● Exercise
Every line in the entries that holds "here" should be identified and copied.

● The input
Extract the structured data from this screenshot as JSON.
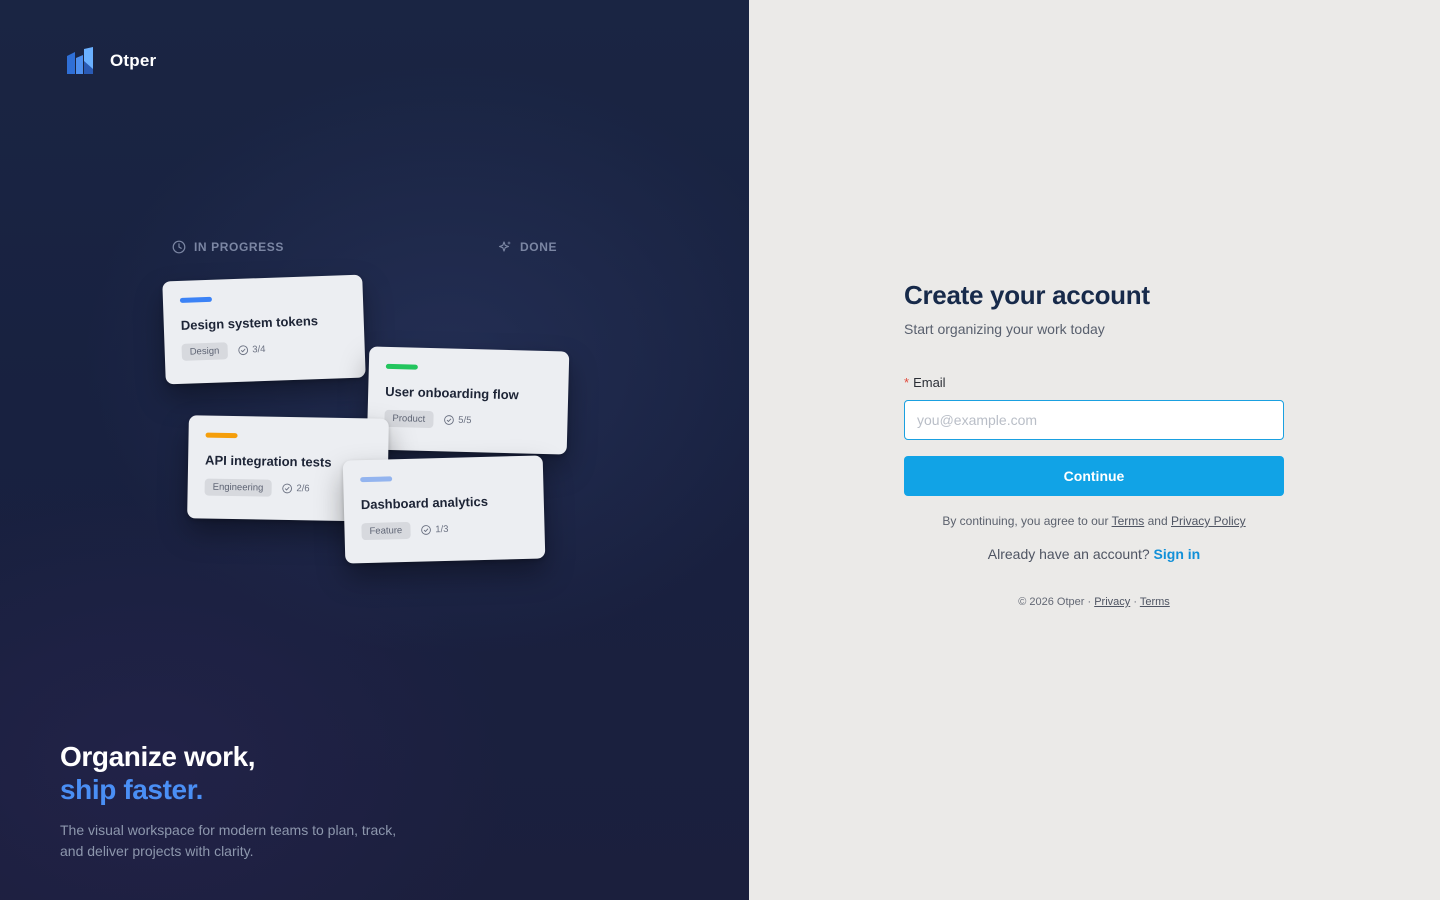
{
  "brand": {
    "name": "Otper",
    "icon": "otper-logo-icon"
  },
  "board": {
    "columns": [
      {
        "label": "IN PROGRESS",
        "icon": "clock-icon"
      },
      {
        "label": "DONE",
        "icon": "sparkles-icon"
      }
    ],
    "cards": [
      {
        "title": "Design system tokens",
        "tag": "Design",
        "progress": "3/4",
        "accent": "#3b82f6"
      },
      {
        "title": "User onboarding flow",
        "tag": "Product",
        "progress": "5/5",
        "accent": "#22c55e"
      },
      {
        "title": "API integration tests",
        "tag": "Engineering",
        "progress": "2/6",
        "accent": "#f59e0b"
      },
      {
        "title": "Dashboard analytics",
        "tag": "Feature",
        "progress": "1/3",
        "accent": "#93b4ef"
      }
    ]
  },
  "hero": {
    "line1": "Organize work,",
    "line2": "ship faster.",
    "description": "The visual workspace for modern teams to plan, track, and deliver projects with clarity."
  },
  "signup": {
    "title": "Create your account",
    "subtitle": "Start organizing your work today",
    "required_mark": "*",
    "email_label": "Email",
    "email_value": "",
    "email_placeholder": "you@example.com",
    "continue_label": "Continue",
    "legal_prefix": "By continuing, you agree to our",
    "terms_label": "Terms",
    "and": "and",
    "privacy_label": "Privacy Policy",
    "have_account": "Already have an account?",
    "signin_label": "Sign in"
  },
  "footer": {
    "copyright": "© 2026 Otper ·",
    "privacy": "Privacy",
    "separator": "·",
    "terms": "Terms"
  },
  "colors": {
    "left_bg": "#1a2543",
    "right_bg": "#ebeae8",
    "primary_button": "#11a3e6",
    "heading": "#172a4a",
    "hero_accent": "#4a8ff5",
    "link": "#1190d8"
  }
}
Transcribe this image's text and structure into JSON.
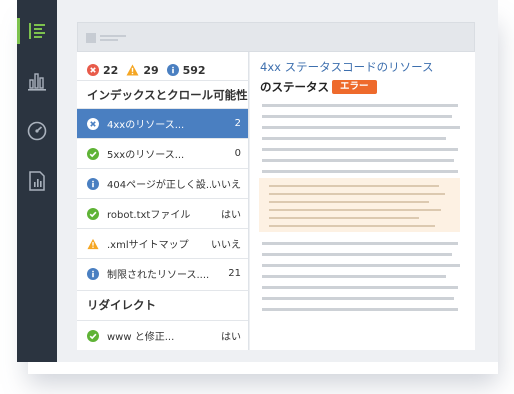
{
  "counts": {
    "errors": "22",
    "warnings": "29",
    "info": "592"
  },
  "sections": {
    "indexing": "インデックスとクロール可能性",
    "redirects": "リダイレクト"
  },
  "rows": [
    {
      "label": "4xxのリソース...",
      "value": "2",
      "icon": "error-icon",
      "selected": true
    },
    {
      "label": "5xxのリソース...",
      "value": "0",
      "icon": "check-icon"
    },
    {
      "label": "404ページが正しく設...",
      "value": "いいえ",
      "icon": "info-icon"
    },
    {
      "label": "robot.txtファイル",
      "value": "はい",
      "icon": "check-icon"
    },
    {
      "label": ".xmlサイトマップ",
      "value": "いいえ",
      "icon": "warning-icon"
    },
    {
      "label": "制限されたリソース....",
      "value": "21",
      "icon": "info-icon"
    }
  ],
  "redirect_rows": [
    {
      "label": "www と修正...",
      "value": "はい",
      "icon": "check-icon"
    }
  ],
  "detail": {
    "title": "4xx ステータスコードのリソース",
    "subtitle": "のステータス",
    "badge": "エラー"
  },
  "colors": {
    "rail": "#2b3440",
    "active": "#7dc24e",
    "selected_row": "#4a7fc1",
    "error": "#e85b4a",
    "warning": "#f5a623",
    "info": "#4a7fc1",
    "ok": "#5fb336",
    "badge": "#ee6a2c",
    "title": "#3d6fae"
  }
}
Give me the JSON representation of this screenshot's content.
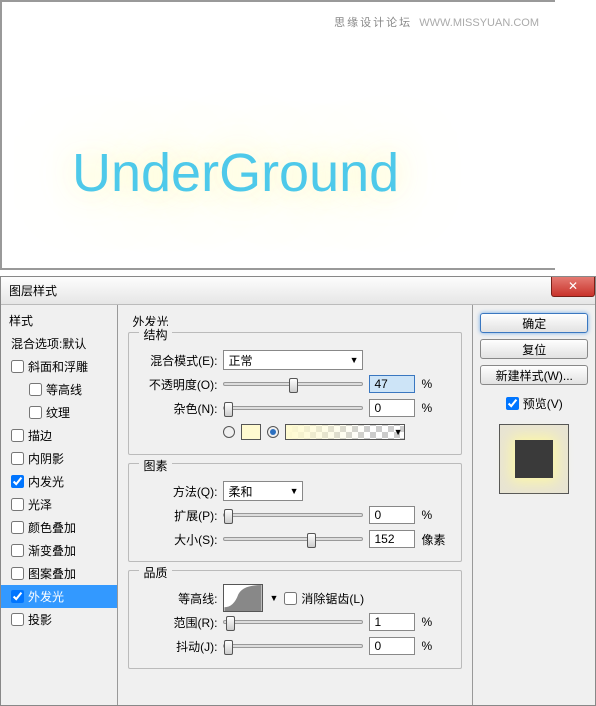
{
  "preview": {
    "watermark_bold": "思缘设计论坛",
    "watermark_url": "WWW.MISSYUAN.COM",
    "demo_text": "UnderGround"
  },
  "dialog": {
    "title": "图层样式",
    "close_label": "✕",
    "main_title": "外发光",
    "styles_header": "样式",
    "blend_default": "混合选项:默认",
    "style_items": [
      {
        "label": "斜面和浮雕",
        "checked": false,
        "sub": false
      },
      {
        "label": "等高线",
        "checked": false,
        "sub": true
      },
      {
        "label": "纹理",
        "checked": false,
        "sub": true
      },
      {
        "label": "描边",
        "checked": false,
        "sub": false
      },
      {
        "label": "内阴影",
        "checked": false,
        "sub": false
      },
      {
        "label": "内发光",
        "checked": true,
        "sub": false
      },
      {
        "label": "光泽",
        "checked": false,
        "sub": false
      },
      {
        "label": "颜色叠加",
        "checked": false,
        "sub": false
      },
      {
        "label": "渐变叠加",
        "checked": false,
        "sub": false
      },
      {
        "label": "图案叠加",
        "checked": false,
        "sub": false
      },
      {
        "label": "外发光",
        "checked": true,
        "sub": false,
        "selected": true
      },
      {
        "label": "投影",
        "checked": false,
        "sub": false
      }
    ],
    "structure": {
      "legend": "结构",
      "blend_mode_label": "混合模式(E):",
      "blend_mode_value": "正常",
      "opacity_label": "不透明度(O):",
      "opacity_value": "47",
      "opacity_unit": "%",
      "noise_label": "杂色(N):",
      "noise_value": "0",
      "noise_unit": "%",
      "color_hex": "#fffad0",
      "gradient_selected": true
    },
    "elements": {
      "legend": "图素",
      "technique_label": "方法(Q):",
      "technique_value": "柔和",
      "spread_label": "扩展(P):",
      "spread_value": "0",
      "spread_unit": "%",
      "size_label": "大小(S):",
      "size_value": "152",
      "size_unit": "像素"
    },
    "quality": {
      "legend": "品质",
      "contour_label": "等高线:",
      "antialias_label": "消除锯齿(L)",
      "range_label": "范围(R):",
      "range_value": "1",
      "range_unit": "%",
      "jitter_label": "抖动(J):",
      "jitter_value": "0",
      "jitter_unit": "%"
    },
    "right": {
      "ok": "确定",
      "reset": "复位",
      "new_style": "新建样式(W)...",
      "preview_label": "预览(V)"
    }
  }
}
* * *
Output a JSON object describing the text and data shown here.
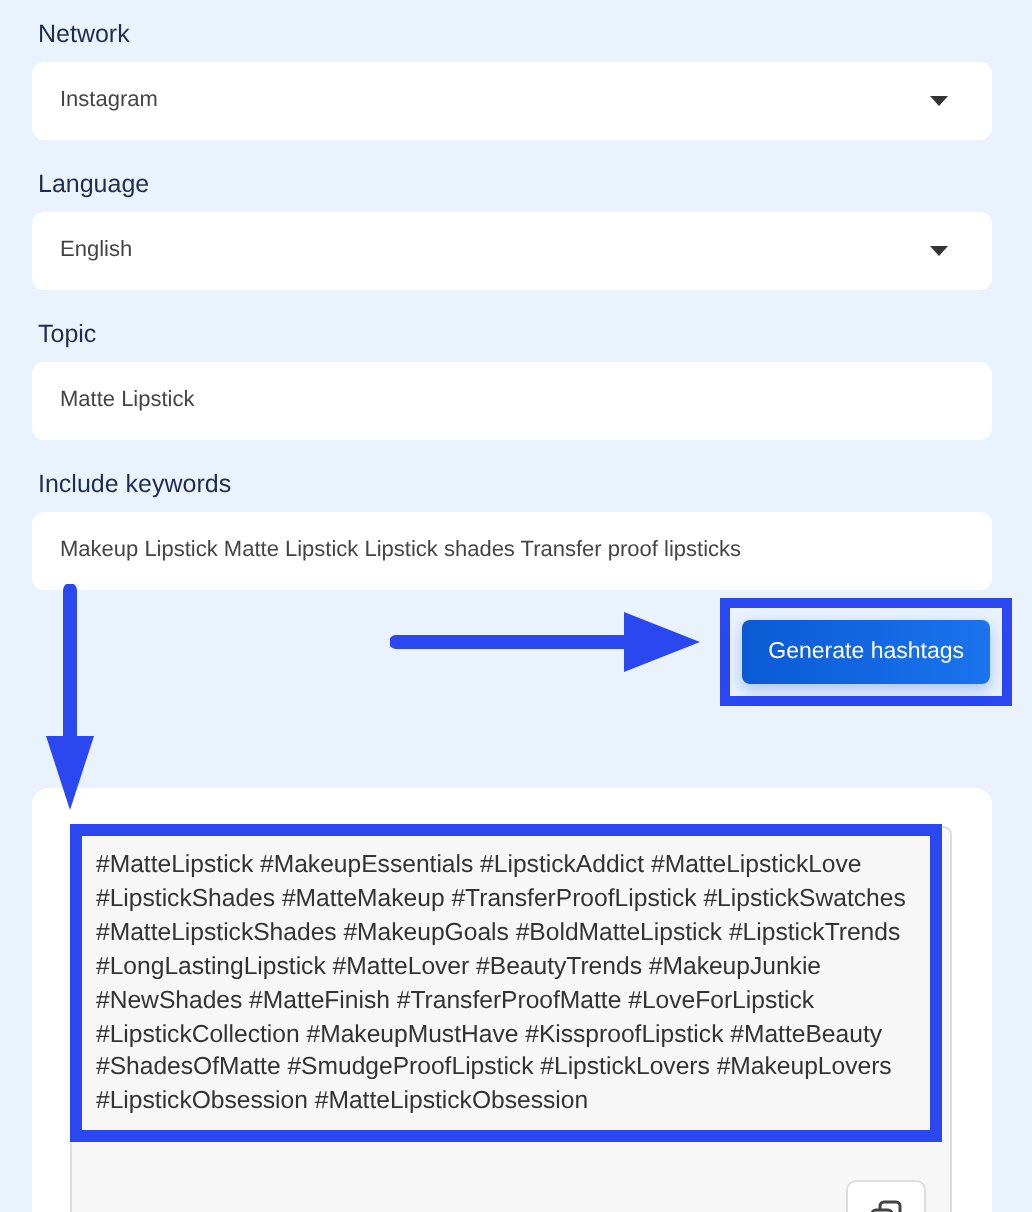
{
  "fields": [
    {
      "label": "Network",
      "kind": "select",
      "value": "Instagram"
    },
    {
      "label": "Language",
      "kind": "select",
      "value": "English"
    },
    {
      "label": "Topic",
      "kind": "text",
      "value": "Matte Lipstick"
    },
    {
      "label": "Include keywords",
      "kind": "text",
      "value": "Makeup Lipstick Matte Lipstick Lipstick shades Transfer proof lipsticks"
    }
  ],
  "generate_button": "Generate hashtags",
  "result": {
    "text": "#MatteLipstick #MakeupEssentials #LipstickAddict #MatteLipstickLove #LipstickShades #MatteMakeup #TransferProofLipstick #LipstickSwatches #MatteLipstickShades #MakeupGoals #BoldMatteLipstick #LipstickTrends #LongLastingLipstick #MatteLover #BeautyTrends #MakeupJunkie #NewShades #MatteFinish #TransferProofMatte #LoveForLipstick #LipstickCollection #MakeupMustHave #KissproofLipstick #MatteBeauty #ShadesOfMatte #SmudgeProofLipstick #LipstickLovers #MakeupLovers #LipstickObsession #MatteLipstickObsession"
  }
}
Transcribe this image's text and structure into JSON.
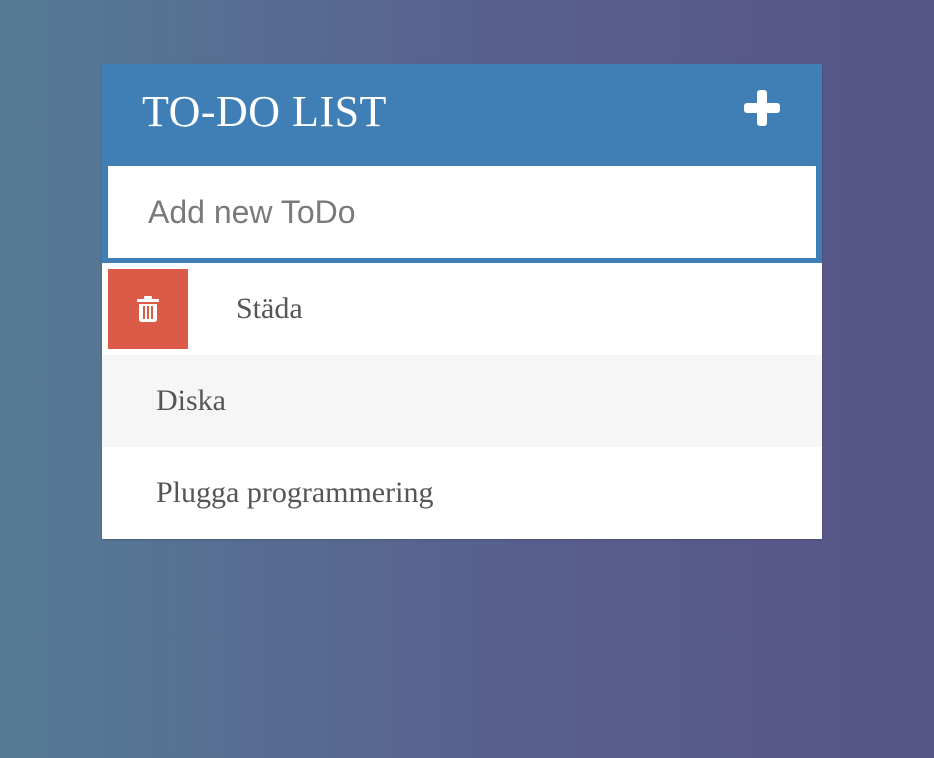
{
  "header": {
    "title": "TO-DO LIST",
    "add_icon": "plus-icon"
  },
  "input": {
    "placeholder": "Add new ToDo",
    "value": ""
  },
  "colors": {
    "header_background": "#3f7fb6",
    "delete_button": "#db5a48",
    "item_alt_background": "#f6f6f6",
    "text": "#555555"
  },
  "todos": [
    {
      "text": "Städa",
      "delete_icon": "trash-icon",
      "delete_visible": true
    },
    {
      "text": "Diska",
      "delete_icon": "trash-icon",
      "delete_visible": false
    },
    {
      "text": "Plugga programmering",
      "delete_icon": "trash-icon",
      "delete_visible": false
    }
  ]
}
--
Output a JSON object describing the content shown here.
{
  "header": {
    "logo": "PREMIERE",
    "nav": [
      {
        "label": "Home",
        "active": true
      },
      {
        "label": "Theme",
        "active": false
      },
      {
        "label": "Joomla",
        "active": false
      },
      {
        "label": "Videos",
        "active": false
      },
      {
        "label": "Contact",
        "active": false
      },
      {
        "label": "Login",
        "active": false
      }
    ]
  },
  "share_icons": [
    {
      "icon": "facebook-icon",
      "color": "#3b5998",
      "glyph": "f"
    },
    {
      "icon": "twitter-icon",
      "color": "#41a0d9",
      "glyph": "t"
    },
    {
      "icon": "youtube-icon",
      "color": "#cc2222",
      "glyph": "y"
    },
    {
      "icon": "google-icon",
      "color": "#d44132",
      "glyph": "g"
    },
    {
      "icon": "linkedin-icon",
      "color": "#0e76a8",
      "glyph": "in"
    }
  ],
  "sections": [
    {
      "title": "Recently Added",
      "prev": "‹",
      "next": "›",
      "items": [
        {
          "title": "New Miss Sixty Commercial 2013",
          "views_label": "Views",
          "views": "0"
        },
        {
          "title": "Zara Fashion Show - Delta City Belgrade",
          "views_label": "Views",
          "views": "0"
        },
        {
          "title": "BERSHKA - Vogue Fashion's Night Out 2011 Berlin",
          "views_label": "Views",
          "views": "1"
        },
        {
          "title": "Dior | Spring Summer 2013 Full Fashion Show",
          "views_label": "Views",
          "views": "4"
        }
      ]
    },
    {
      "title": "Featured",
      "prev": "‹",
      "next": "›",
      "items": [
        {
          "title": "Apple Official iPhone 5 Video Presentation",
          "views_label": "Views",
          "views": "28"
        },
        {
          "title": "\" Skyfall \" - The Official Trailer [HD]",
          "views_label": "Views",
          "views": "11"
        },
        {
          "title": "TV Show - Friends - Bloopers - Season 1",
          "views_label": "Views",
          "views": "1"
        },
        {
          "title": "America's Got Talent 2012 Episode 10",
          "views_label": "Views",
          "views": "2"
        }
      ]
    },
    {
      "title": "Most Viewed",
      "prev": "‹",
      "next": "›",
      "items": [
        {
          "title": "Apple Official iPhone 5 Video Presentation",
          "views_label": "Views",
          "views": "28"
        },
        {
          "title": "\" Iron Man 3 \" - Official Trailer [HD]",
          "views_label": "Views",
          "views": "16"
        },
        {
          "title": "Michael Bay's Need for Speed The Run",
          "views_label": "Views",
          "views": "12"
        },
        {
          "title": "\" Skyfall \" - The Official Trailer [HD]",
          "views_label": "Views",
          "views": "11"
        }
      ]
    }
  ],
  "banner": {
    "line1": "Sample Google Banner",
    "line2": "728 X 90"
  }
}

● Response for this exercise
Output a JSON object describing the text and data shown here.
Output a JSON object describing the content shown here.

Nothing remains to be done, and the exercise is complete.